• _Exercise objective_:
Every line of the entries below that mentions "true" is to be copied out.

* * *

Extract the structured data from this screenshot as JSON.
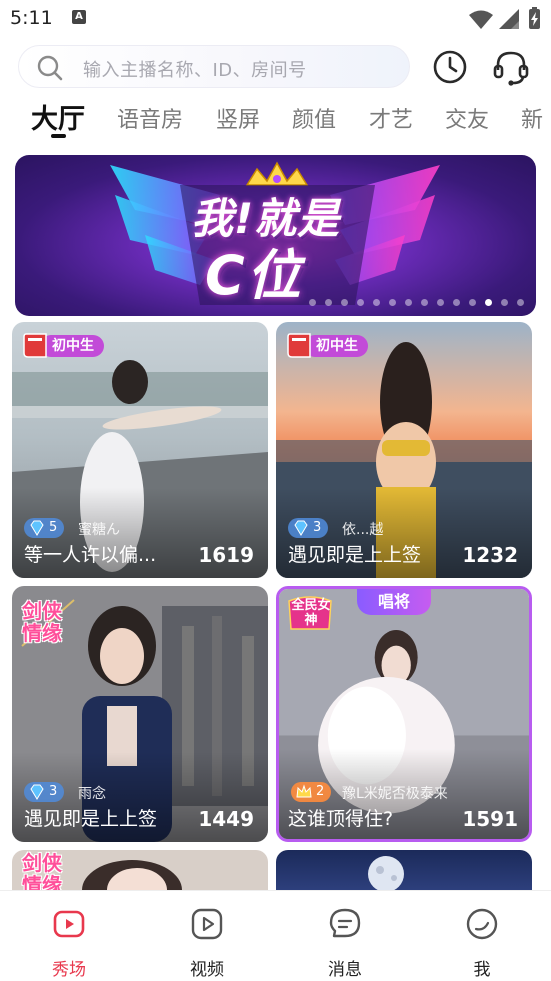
{
  "status_bar": {
    "time": "5:11",
    "notification_letter": "A"
  },
  "search": {
    "placeholder": "输入主播名称、ID、房间号"
  },
  "tabs": [
    {
      "label": "大厅",
      "active": true
    },
    {
      "label": "语音房"
    },
    {
      "label": "竖屏"
    },
    {
      "label": "颜值"
    },
    {
      "label": "才艺"
    },
    {
      "label": "交友"
    },
    {
      "label": "新"
    }
  ],
  "banner": {
    "title_line1": "我!就是",
    "title_line2": "C位",
    "slide_count": 14,
    "active_slide_index": 11
  },
  "cards": [
    {
      "badge": "初中生",
      "level": "5",
      "anchor": "蜜糖ん",
      "title": "等一人许以偏...",
      "count": "1619"
    },
    {
      "badge": "初中生",
      "level": "3",
      "anchor": "依...越",
      "title": "遇见即是上上签",
      "count": "1232"
    },
    {
      "badge": "剑侠情缘",
      "level": "3",
      "anchor": "雨念",
      "title": "遇见即是上上签",
      "count": "1449"
    },
    {
      "badge": "全民女神",
      "badge2": "唱将",
      "level": "2",
      "anchor": "豫L米妮否极泰来",
      "title": "这谁顶得住?",
      "count": "1591"
    },
    {
      "badge": "剑侠情缘"
    }
  ],
  "bottom_nav": [
    {
      "label": "秀场",
      "icon": "live-tv-icon",
      "active": true
    },
    {
      "label": "视频",
      "icon": "play-video-icon"
    },
    {
      "label": "消息",
      "icon": "message-bubble-icon"
    },
    {
      "label": "我",
      "icon": "profile-circle-icon"
    }
  ],
  "colors": {
    "accent": "#e8384d",
    "active_tab": "#111111",
    "inactive_tab": "#7a7a7a",
    "diamond": "#5ec3ff"
  }
}
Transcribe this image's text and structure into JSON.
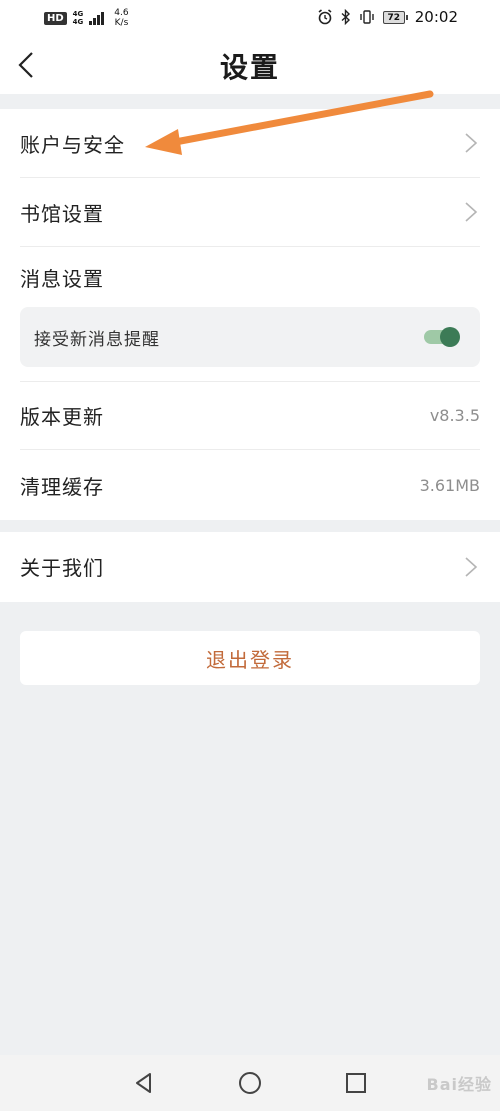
{
  "status_bar": {
    "hd": "HD",
    "net_top": "4G",
    "net_bottom": "4G",
    "speed_value": "4.6",
    "speed_unit": "K/s",
    "battery": "72",
    "time": "20:02",
    "icons": [
      "alarm-icon",
      "bluetooth-icon",
      "vibrate-icon",
      "battery-icon"
    ]
  },
  "header": {
    "title": "设置",
    "back_icon": "chevron-left-icon"
  },
  "settings": {
    "account_security": "账户与安全",
    "library_settings": "书馆设置",
    "message_settings": "消息设置",
    "receive_new_messages": "接受新消息提醒",
    "receive_new_messages_on": true,
    "version_update": "版本更新",
    "version_value": "v8.3.5",
    "clear_cache": "清理缓存",
    "cache_value": "3.61MB",
    "about_us": "关于我们"
  },
  "logout": {
    "label": "退出登录"
  },
  "annotation": {
    "arrow_color": "#f08a3c"
  },
  "nav_bar": {
    "back": "triangle-back-icon",
    "home": "circle-home-icon",
    "recents": "square-recents-icon",
    "watermark": "Bai经验"
  },
  "colors": {
    "accent_toggle": "#3c7b56",
    "logout_text": "#c26a3a",
    "background": "#eef0f2"
  }
}
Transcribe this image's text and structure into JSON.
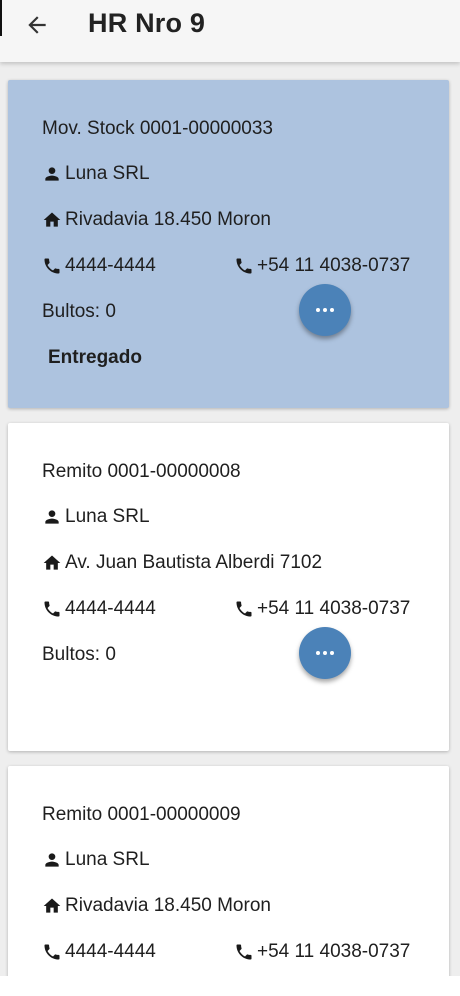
{
  "appbar": {
    "title": "HR Nro 9",
    "back_icon": "arrow-left-icon"
  },
  "colors": {
    "selected_card": "#adc3df",
    "fab": "#4b82b8",
    "card": "#ffffff",
    "background": "#eeeeee"
  },
  "cards": [
    {
      "title": "Mov. Stock 0001-00000033",
      "client": "Luna SRL",
      "address": "Rivadavia 18.450 Moron",
      "phone1": "4444-4444",
      "phone2": "+54 11 4038-0737",
      "bultos": "Bultos: 0",
      "status": "Entregado",
      "selected": true,
      "menu_icon": "more-horizontal-icon"
    },
    {
      "title": "Remito 0001-00000008",
      "client": "Luna SRL",
      "address": "Av. Juan Bautista Alberdi 7102",
      "phone1": "4444-4444",
      "phone2": "+54 11 4038-0737",
      "bultos": "Bultos: 0",
      "status": "",
      "selected": false,
      "menu_icon": "more-horizontal-icon"
    },
    {
      "title": "Remito 0001-00000009",
      "client": "Luna SRL",
      "address": "Rivadavia 18.450 Moron",
      "phone1": "4444-4444",
      "phone2": "+54 11 4038-0737",
      "bultos": "",
      "status": "",
      "selected": false,
      "menu_icon": "more-horizontal-icon"
    }
  ]
}
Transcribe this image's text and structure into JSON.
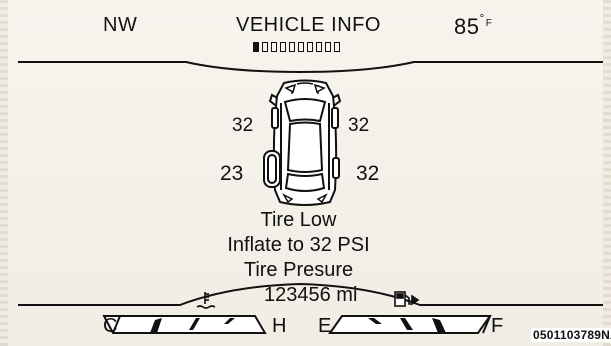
{
  "header": {
    "compass": "NW",
    "title": "VEHICLE INFO",
    "temperature": "85",
    "temperature_unit": "F",
    "page_indicator": {
      "total_pages": 10,
      "current_page": 1
    }
  },
  "tires": {
    "front_left": "32",
    "front_right": "32",
    "rear_left": "23",
    "rear_right": "32"
  },
  "message": {
    "line1": "Tire Low",
    "line2": "Inflate to 32 PSI",
    "line3": "Tire Presure"
  },
  "footer": {
    "odometer": "123456 mi",
    "temp_gauge": {
      "low": "C",
      "high": "H"
    },
    "fuel_gauge": {
      "empty": "E",
      "full": "F"
    },
    "icons": {
      "temp": "coolant-temperature-icon",
      "fuel": "fuel-pump-icon"
    }
  },
  "figure_code": "0501103789NA"
}
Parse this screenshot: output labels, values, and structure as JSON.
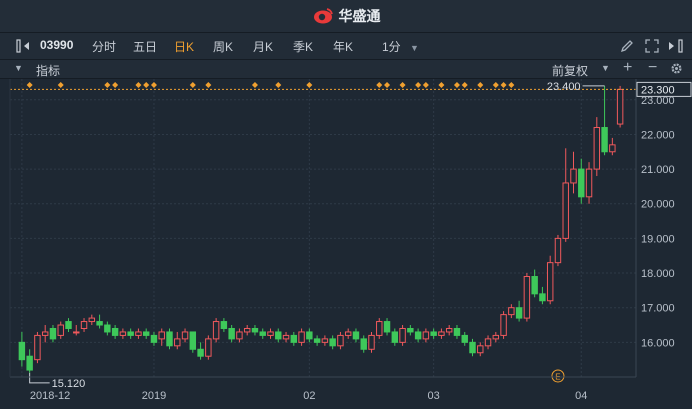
{
  "app": {
    "brand": "华盛通"
  },
  "toolbar": {
    "code": "03990",
    "periods": [
      {
        "label": "分时",
        "active": false
      },
      {
        "label": "五日",
        "active": false
      },
      {
        "label": "日K",
        "active": true
      },
      {
        "label": "周K",
        "active": false
      },
      {
        "label": "月K",
        "active": false
      },
      {
        "label": "季K",
        "active": false
      },
      {
        "label": "年K",
        "active": false
      }
    ],
    "minute": "1分"
  },
  "indicator_bar": {
    "label": "指标",
    "adjust": "前复权"
  },
  "colors": {
    "up": "#f0595c",
    "down": "#3ec85a",
    "accent": "#f0a030",
    "grid": "#2e3a47"
  },
  "chart_data": {
    "type": "candlestick",
    "yticks": [
      "23.000",
      "22.000",
      "21.000",
      "20.000",
      "19.000",
      "18.000",
      "17.000",
      "16.000"
    ],
    "ylim": [
      15.0,
      23.6
    ],
    "xticks": [
      {
        "label": "2018-12",
        "i": 0
      },
      {
        "label": "2019",
        "i": 17
      },
      {
        "label": "02",
        "i": 37
      },
      {
        "label": "03",
        "i": 53
      },
      {
        "label": "04",
        "i": 72
      }
    ],
    "current_price": "23.300",
    "high_label": "23.400",
    "low_label": "15.120",
    "event_marker": "E",
    "event_index": 69,
    "high_index": 75,
    "low_index": 1,
    "dividend_markers": [
      1,
      5,
      11,
      12,
      15,
      16,
      17,
      22,
      24,
      30,
      33,
      37,
      46,
      47,
      49,
      51,
      52,
      54,
      56,
      57,
      59,
      61,
      62,
      63
    ],
    "candles": [
      [
        16.0,
        15.5,
        16.3,
        15.3
      ],
      [
        15.6,
        15.2,
        15.8,
        15.12
      ],
      [
        15.5,
        16.2,
        16.3,
        15.4
      ],
      [
        16.2,
        16.3,
        16.5,
        16.0
      ],
      [
        16.4,
        16.1,
        16.5,
        16.0
      ],
      [
        16.2,
        16.5,
        16.6,
        16.1
      ],
      [
        16.6,
        16.4,
        16.7,
        16.3
      ],
      [
        16.3,
        16.3,
        16.5,
        16.2
      ],
      [
        16.4,
        16.6,
        16.7,
        16.3
      ],
      [
        16.6,
        16.7,
        16.8,
        16.5
      ],
      [
        16.6,
        16.5,
        16.8,
        16.4
      ],
      [
        16.5,
        16.3,
        16.6,
        16.2
      ],
      [
        16.4,
        16.2,
        16.5,
        16.1
      ],
      [
        16.2,
        16.3,
        16.4,
        16.1
      ],
      [
        16.3,
        16.2,
        16.4,
        16.1
      ],
      [
        16.2,
        16.3,
        16.4,
        16.1
      ],
      [
        16.3,
        16.2,
        16.4,
        16.1
      ],
      [
        16.2,
        16.0,
        16.3,
        15.9
      ],
      [
        16.1,
        16.3,
        16.4,
        15.9
      ],
      [
        16.3,
        15.9,
        16.4,
        15.8
      ],
      [
        15.9,
        16.1,
        16.3,
        15.8
      ],
      [
        16.1,
        16.3,
        16.4,
        16.0
      ],
      [
        16.3,
        15.8,
        16.3,
        15.7
      ],
      [
        15.8,
        15.6,
        16.0,
        15.5
      ],
      [
        15.6,
        16.1,
        16.2,
        15.5
      ],
      [
        16.1,
        16.6,
        16.7,
        16.0
      ],
      [
        16.6,
        16.4,
        16.7,
        16.3
      ],
      [
        16.4,
        16.1,
        16.5,
        16.0
      ],
      [
        16.1,
        16.3,
        16.4,
        16.0
      ],
      [
        16.3,
        16.4,
        16.5,
        16.2
      ],
      [
        16.4,
        16.3,
        16.5,
        16.2
      ],
      [
        16.3,
        16.2,
        16.4,
        16.1
      ],
      [
        16.2,
        16.3,
        16.4,
        16.1
      ],
      [
        16.3,
        16.1,
        16.4,
        16.0
      ],
      [
        16.1,
        16.2,
        16.3,
        16.0
      ],
      [
        16.2,
        16.0,
        16.3,
        15.9
      ],
      [
        16.0,
        16.3,
        16.4,
        15.9
      ],
      [
        16.3,
        16.1,
        16.4,
        16.0
      ],
      [
        16.1,
        16.0,
        16.2,
        15.9
      ],
      [
        16.0,
        16.1,
        16.2,
        15.9
      ],
      [
        16.1,
        15.9,
        16.2,
        15.8
      ],
      [
        15.9,
        16.2,
        16.3,
        15.8
      ],
      [
        16.2,
        16.3,
        16.4,
        16.1
      ],
      [
        16.3,
        16.1,
        16.4,
        16.0
      ],
      [
        16.1,
        15.8,
        16.2,
        15.7
      ],
      [
        15.8,
        16.2,
        16.3,
        15.7
      ],
      [
        16.2,
        16.6,
        16.7,
        16.1
      ],
      [
        16.6,
        16.3,
        16.7,
        16.2
      ],
      [
        16.3,
        16.0,
        16.4,
        15.9
      ],
      [
        16.0,
        16.4,
        16.5,
        15.9
      ],
      [
        16.4,
        16.3,
        16.5,
        16.2
      ],
      [
        16.3,
        16.1,
        16.4,
        16.0
      ],
      [
        16.1,
        16.3,
        16.4,
        16.0
      ],
      [
        16.3,
        16.2,
        16.4,
        16.1
      ],
      [
        16.2,
        16.3,
        16.4,
        16.1
      ],
      [
        16.3,
        16.4,
        16.5,
        16.2
      ],
      [
        16.4,
        16.2,
        16.5,
        16.1
      ],
      [
        16.2,
        16.0,
        16.3,
        15.9
      ],
      [
        16.0,
        15.7,
        16.1,
        15.6
      ],
      [
        15.7,
        15.9,
        16.0,
        15.6
      ],
      [
        15.9,
        16.1,
        16.2,
        15.8
      ],
      [
        16.1,
        16.2,
        16.3,
        16.0
      ],
      [
        16.2,
        16.8,
        16.9,
        16.1
      ],
      [
        16.8,
        17.0,
        17.1,
        16.7
      ],
      [
        17.0,
        16.7,
        17.2,
        16.6
      ],
      [
        16.7,
        17.9,
        18.0,
        16.6
      ],
      [
        17.9,
        17.4,
        18.1,
        17.3
      ],
      [
        17.4,
        17.2,
        17.6,
        17.1
      ],
      [
        17.2,
        18.3,
        18.5,
        17.1
      ],
      [
        18.3,
        19.0,
        19.1,
        18.2
      ],
      [
        19.0,
        20.6,
        21.6,
        18.9
      ],
      [
        20.6,
        21.0,
        21.5,
        20.3
      ],
      [
        21.0,
        20.2,
        21.3,
        20.0
      ],
      [
        20.2,
        21.0,
        21.2,
        20.0
      ],
      [
        21.0,
        22.2,
        22.5,
        20.8
      ],
      [
        22.2,
        21.5,
        23.4,
        21.4
      ],
      [
        21.5,
        21.7,
        21.9,
        21.4
      ],
      [
        22.3,
        23.3,
        23.4,
        22.2
      ]
    ]
  }
}
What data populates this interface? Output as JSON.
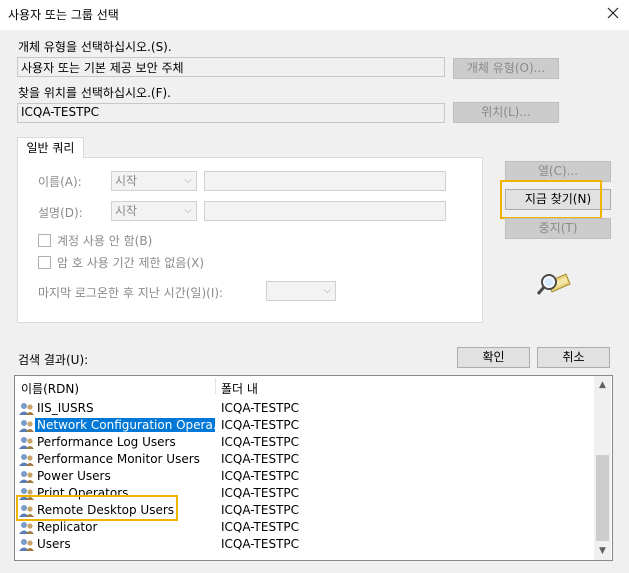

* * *

• _Your solution_:
      "active": true
      "active": true
    "receive_new_messages_on": true,
      "selected": true,
        "active": true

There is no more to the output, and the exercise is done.